Thromb J. 2021 Dec 20;19(1):104. doi: 10.1186/s12959-021-00357-9.
BACKGROUND: Studies have reported COVID-19 as an independent risk factor for arterial thromboemboli.
METHODS: From a cross-sectional sample, we determined the incidence and location of arterial thromboemboli (myocardial infarction, ischemic stroke, peripheral artery), stratified by COVID-19 status, in the RECOVER database, which included data on patients at 45 United States medical centers in 22 states. Epidemiological factors, clinical characteristics and outcomes were collected through a combination of individual chart review and automatic electronic query and recorded in REDCap®. We investigated the association of baseline comorbidities on the development of arterial thromboemboli and analyzed results based on the presence or absence of concomitant COVID-19 infection, testing this association with Chi-squared. We also described use of anticoagulants and statins.
RESULTS: Data were collected on 26,974 patients, of which 13,803 (51.17%) tested positive for COVID-19. Incidence of arterial thromboemboli during hospitalization was 0.13% in patients who tested positive for COVID-19 and 0.19% in patients who tested negative. Arterial thromboemboli tended to be more common in extremities than in core organs (heart, kidney, lung, liver) in patients with COVID-19, odds ratio 2.04 (95% CI 0.707 - 5.85). Patients with COVID-19 were less likely to develop an arterial thrombus when on baseline statin medication (p=0.014). Presence of metabolic syndrome predicted presence of core arterial thrombus (p=0.001) and extremity arterial thrombus (p=0.010) in those with COVID-19. Arterial thromboemboli were less common in patients with COVID-19 than in those who tested negative for COVID-19.
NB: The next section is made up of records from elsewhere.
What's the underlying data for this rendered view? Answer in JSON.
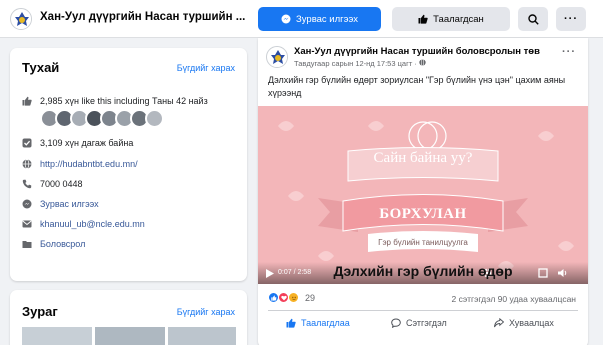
{
  "header": {
    "page_name": "Хан-Уул дүүргийн Насан туршийн ...",
    "message_label": "Зурвас илгээх",
    "like_label": "Таалагдсан",
    "search_icon": "search-icon",
    "more_icon": "more-icon"
  },
  "about": {
    "title": "Тухай",
    "see_all": "Бүгдийг харах",
    "likes_text": "2,985 хүн like this including Таны 42 найз",
    "followers_text": "3,109 хүн дагаж байна",
    "website": "http://hudabntbt.edu.mn/",
    "phone": "7000 0448",
    "message_link": "Зурвас илгээх",
    "email": "khanuul_ub@ncle.edu.mn",
    "category": "Боловсрол"
  },
  "photos": {
    "title": "Зураг",
    "see_all": "Бүгдийг харах"
  },
  "post": {
    "author": "Хан-Уул дүүргийн Насан туршийн боловсролын төв",
    "meta": "Тавдугаар сарын 12-нд 17:53 цагт ·",
    "text": "Дэлхийн гэр бүлийн өдөрт зориулсан \"Гэр бүлийн үнэ цэн\" цахим аяны хүрээнд",
    "video": {
      "greeting": "Сайн байна уу?",
      "name": "БОРХУЛАН",
      "subtitle": "Гэр бүлийн танилцуулга",
      "caption": "Дэлхийн гэр бүлийн өдөр",
      "time": "0:07 / 2:58"
    },
    "reaction_count": "29",
    "stats": "2 сэтгэгдэл  90 удаа хуваалцсан",
    "actions": {
      "like": "Таалагдлаа",
      "comment": "Сэтгэгдэл",
      "share": "Хуваалцах"
    }
  },
  "colors": {
    "accent": "#1877f2",
    "video_bg": "#f3b6b9",
    "like_blue": "#1877f2",
    "love_red": "#f33e58",
    "care_yellow": "#f7b125"
  }
}
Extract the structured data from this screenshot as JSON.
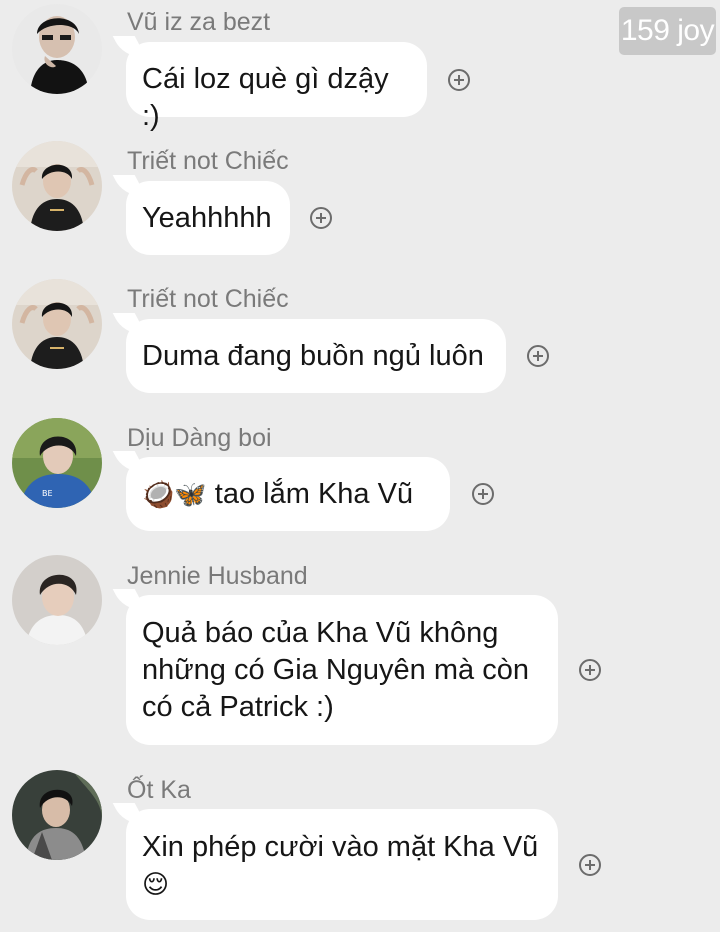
{
  "watermark": "159 joy",
  "messages": [
    {
      "sender": "Vũ iz za bezt",
      "text": "Cái loz què gì dzậy :)"
    },
    {
      "sender": "Triết not Chiếc",
      "text": "Yeahhhhh"
    },
    {
      "sender": "Triết not Chiếc",
      "text": "Duma đang buồn ngủ luôn"
    },
    {
      "sender": "Dịu Dàng boi",
      "emoji": "🥥🦋",
      "text": " tao lắm Kha Vũ"
    },
    {
      "sender": "Jennie Husband",
      "text": "Quả báo của Kha Vũ không những có Gia Nguyên mà còn có cả Patrick :)"
    },
    {
      "sender": "Ốt Ka",
      "text": "Xin phép cười vào mặt Kha Vũ",
      "emoji": "😌"
    }
  ],
  "icons": {
    "react": "circle-plus-icon"
  }
}
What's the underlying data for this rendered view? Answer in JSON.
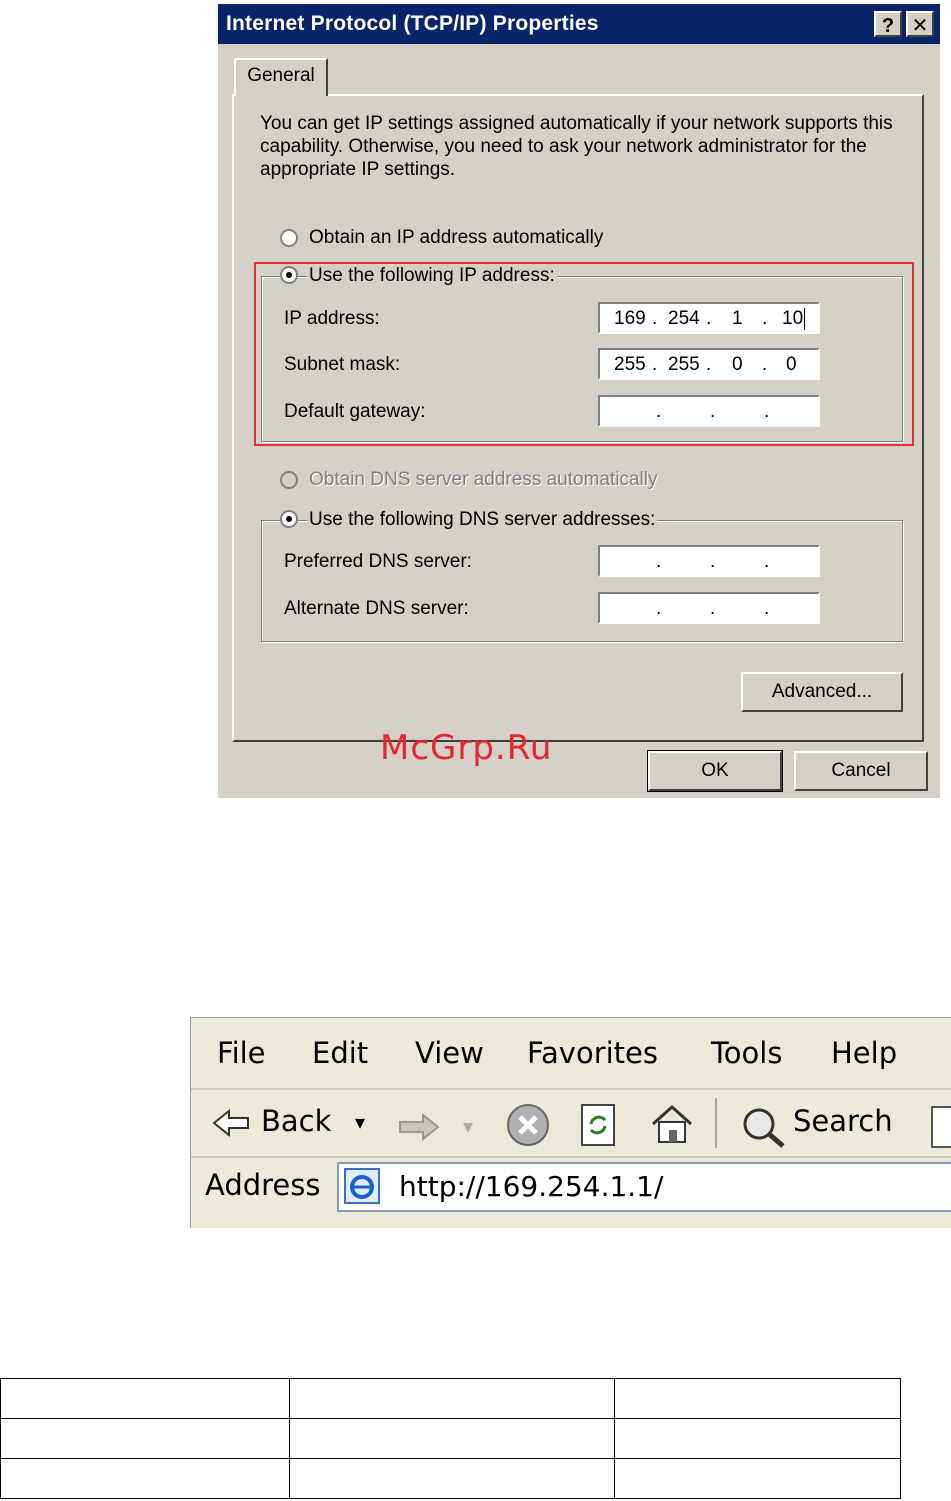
{
  "dialog": {
    "title": "Internet Protocol (TCP/IP) Properties",
    "help_button": "?",
    "close_button": "✕",
    "tab_general": "General",
    "description": "You can get IP settings assigned automatically if your network supports this capability. Otherwise, you need to ask your network administrator for the appropriate IP settings.",
    "radio_obtain_ip": "Obtain an IP address automatically",
    "radio_use_ip": "Use the following IP address:",
    "ip_label": "IP address:",
    "ip_value": [
      "169",
      "254",
      "1",
      "10"
    ],
    "subnet_label": "Subnet mask:",
    "subnet_value": [
      "255",
      "255",
      "0",
      "0"
    ],
    "gateway_label": "Default gateway:",
    "radio_obtain_dns": "Obtain DNS server address automatically",
    "radio_use_dns": "Use the following DNS server addresses:",
    "preferred_dns_label": "Preferred DNS server:",
    "alternate_dns_label": "Alternate DNS server:",
    "advanced_button": "Advanced...",
    "ok_button": "OK",
    "cancel_button": "Cancel"
  },
  "watermark": "McGrp.Ru",
  "browser": {
    "menu": [
      "File",
      "Edit",
      "View",
      "Favorites",
      "Tools",
      "Help"
    ],
    "back_label": "Back",
    "search_label": "Search",
    "address_label": "Address",
    "url": "http://169.254.1.1/"
  },
  "colors": {
    "dialog_face": "#d4d0c8",
    "titlebar": "#0a246a",
    "highlight_box": "#e03030",
    "watermark": "#e8252f",
    "browser_face": "#ece9d8"
  }
}
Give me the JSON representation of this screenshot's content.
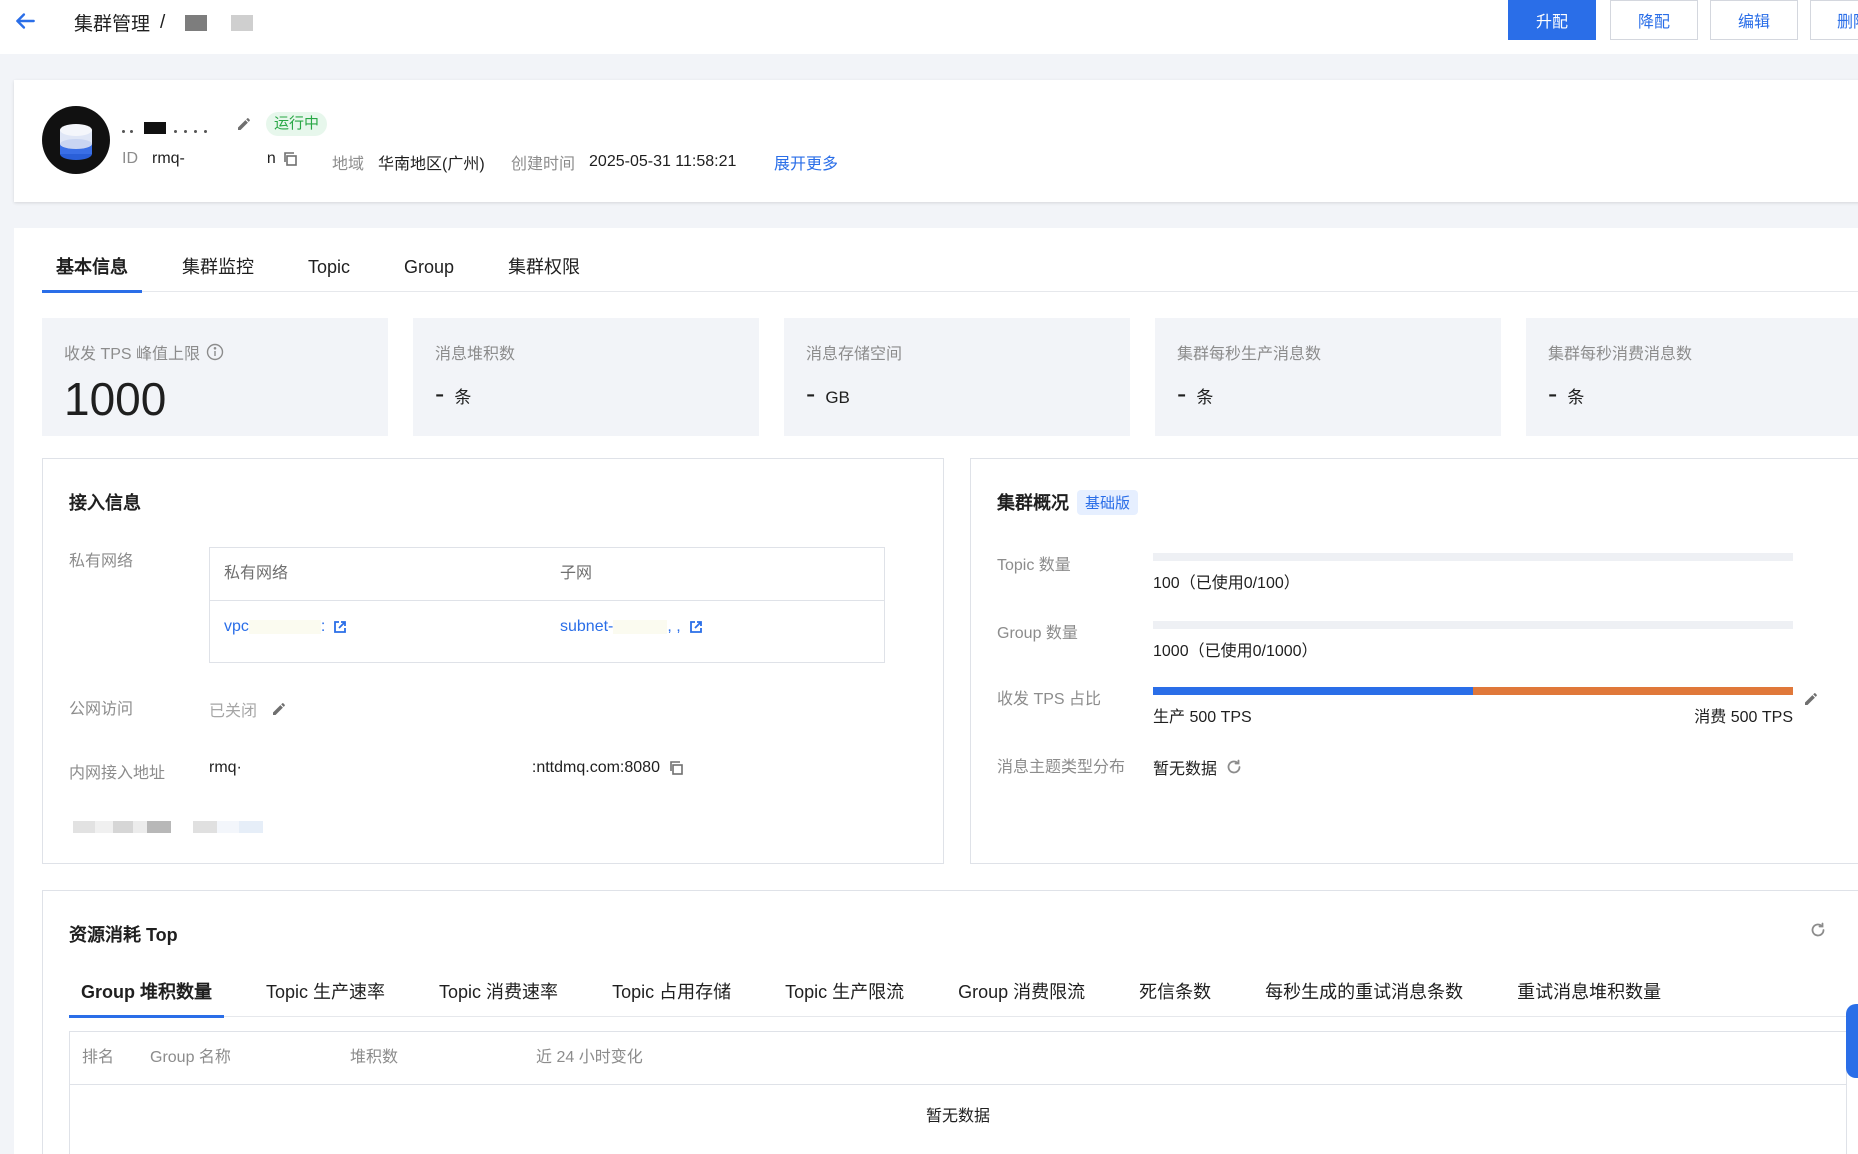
{
  "header": {
    "breadcrumb_root": "集群管理",
    "breadcrumb_sep": "/"
  },
  "toolbar": {
    "upgrade_label": "升配",
    "downgrade_label": "降配",
    "edit_label": "编辑",
    "delete_label": "删除"
  },
  "instance": {
    "status": "运行中",
    "id_label": "ID",
    "id_prefix": "rmq-",
    "id_suffix": "n",
    "region_label": "地域",
    "region_value": "华南地区(广州)",
    "created_label": "创建时间",
    "created_value": "2025-05-31 11:58:21",
    "expand_label": "展开更多"
  },
  "tabs": [
    {
      "label": "基本信息"
    },
    {
      "label": "集群监控"
    },
    {
      "label": "Topic"
    },
    {
      "label": "Group"
    },
    {
      "label": "集群权限"
    }
  ],
  "stats": [
    {
      "label": "收发 TPS 峰值上限",
      "value": "1000",
      "unit": ""
    },
    {
      "label": "消息堆积数",
      "value": "-",
      "unit": "条"
    },
    {
      "label": "消息存储空间",
      "value": "-",
      "unit": "GB"
    },
    {
      "label": "集群每秒生产消息数",
      "value": "-",
      "unit": "条"
    },
    {
      "label": "集群每秒消费消息数",
      "value": "-",
      "unit": "条"
    }
  ],
  "access": {
    "title": "接入信息",
    "vpc_label": "私有网络",
    "table_headers": [
      "私有网络",
      "子网"
    ],
    "vpc_value": "vpc",
    "vpc_tail": ":",
    "subnet_value": "subnet-",
    "subnet_tail": ", ,",
    "public_label": "公网访问",
    "public_value": "已关闭",
    "endpoint_label": "内网接入地址",
    "endpoint_prefix": "rmq·",
    "endpoint_suffix": ":nttdmq.com:8080"
  },
  "overview": {
    "title": "集群概况",
    "edition": "基础版",
    "topic_label": "Topic 数量",
    "topic_value": "100（已使用0/100）",
    "topic_used_fraction": 0,
    "group_label": "Group 数量",
    "group_value": "1000（已使用0/1000）",
    "group_used_fraction": 0,
    "tps_label": "收发 TPS 占比",
    "tps_produce": "生产 500 TPS",
    "tps_consume": "消费 500 TPS",
    "tps_produce_fraction": 0.5,
    "dist_label": "消息主题类型分布",
    "dist_value": "暂无数据"
  },
  "resources": {
    "title": "资源消耗 Top",
    "tabs": [
      {
        "label": "Group 堆积数量"
      },
      {
        "label": "Topic 生产速率"
      },
      {
        "label": "Topic 消费速率"
      },
      {
        "label": "Topic 占用存储"
      },
      {
        "label": "Topic 生产限流"
      },
      {
        "label": "Group 消费限流"
      },
      {
        "label": "死信条数"
      },
      {
        "label": "每秒生成的重试消息条数"
      },
      {
        "label": "重试消息堆积数量"
      }
    ],
    "table_headers": [
      "排名",
      "Group 名称",
      "堆积数",
      "近 24 小时变化"
    ],
    "empty_text": "暂无数据"
  },
  "colors": {
    "accent": "#2a6ee8",
    "running": "#28a745",
    "consume": "#e0783a"
  }
}
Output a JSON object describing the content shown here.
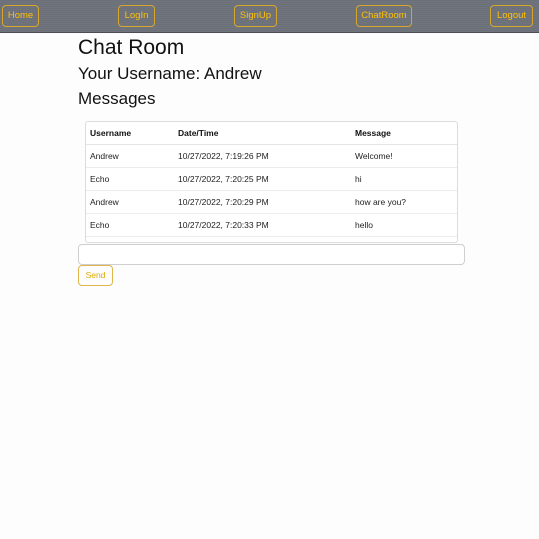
{
  "navbar": {
    "home_label": "Home",
    "login_label": "LogIn",
    "signup_label": "SignUp",
    "chatroom_label": "ChatRoom",
    "logout_label": "Logout",
    "accent_color": "#ffc107",
    "background_color": "#6c7078"
  },
  "page": {
    "title": "Chat Room",
    "username_label": "Your Username: ",
    "username_value": "Andrew",
    "messages_heading": "Messages"
  },
  "messages_table": {
    "headers": [
      "Username",
      "Date/Time",
      "Message"
    ],
    "rows": [
      [
        "Andrew",
        "10/27/2022, 7:19:26 PM",
        "Welcome!"
      ],
      [
        "Echo",
        "10/27/2022, 7:20:25 PM",
        "hi"
      ],
      [
        "Andrew",
        "10/27/2022, 7:20:29 PM",
        "how are you?"
      ],
      [
        "Echo",
        "10/27/2022, 7:20:33 PM",
        "hello"
      ]
    ]
  },
  "composer": {
    "input_value": "",
    "send_label": "Send"
  }
}
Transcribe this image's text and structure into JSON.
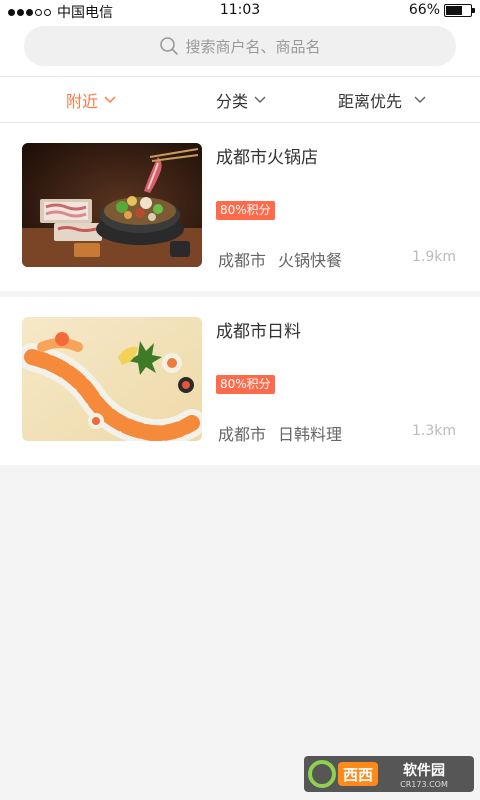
{
  "status_bar": {
    "carrier": "中国电信",
    "time": "11:03",
    "battery": "66%",
    "battery_level": 0.66
  },
  "search": {
    "placeholder": "搜索商户名、商品名"
  },
  "filters": [
    {
      "label": "附近",
      "active": true
    },
    {
      "label": "分类",
      "active": false
    },
    {
      "label": "距离优先",
      "active": false
    }
  ],
  "shops": [
    {
      "name": "成都市火锅店",
      "badge": "80%积分",
      "city": "成都市",
      "category": "火锅快餐",
      "distance": "1.9km",
      "image": "hotpot"
    },
    {
      "name": "成都市日料",
      "badge": "80%积分",
      "city": "成都市",
      "category": "日韩料理",
      "distance": "1.3km",
      "image": "sushi"
    }
  ],
  "watermark": {
    "brand": "西西",
    "text": "软件园",
    "site": "CR173.COM"
  },
  "colors": {
    "accent": "#ff7a45",
    "badge": "#ff6b4a"
  }
}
CONCLUSIONS: Presence of a composite metabolic syndrome profile may be associated with arterial clot formation in patients with COVID-19 infection.